Stored data entries:
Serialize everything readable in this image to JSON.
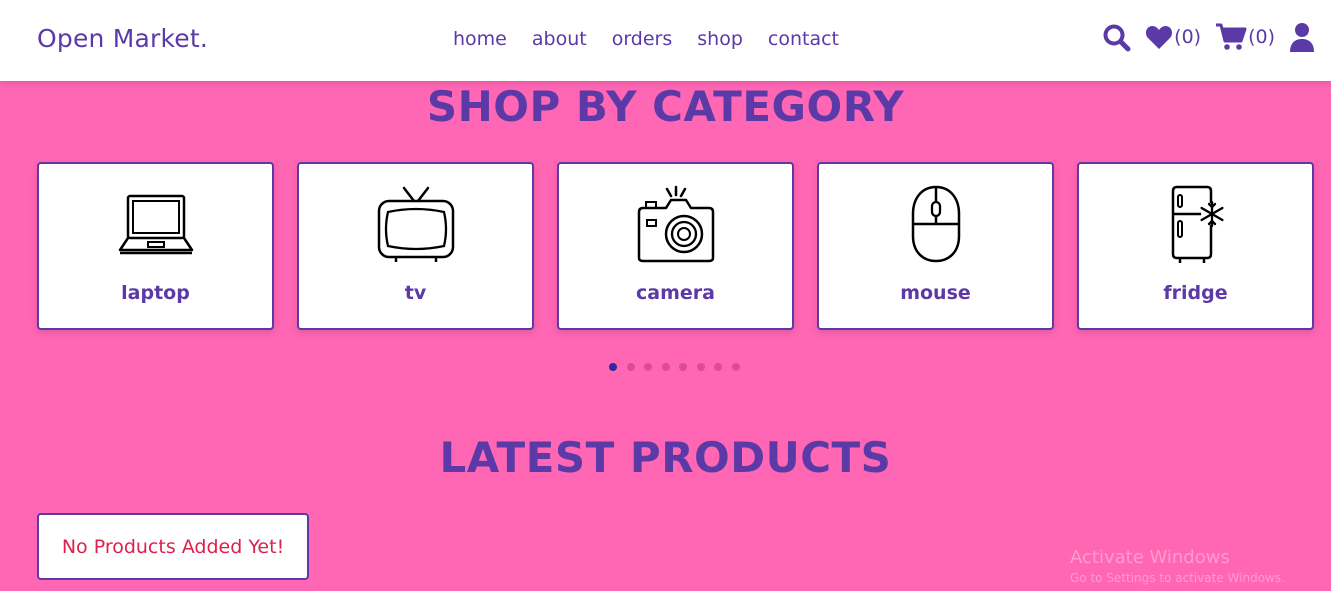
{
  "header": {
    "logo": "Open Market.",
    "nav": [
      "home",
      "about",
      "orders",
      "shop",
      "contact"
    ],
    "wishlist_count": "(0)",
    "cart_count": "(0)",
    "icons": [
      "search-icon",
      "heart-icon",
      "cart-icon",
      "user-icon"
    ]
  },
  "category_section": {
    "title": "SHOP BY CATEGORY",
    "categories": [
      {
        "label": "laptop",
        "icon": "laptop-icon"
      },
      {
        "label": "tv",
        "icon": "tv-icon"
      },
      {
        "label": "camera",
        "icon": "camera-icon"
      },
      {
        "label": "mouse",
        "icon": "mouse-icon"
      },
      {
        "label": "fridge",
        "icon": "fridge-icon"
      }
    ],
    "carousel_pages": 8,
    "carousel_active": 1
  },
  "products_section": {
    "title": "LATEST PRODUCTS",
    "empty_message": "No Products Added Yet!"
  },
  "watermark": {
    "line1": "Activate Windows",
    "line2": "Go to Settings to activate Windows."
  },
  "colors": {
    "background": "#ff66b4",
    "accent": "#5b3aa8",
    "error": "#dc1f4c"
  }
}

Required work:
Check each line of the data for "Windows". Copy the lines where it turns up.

Task output:
    "line1": "Activate Windows",
    "line2": "Go to Settings to activate Windows."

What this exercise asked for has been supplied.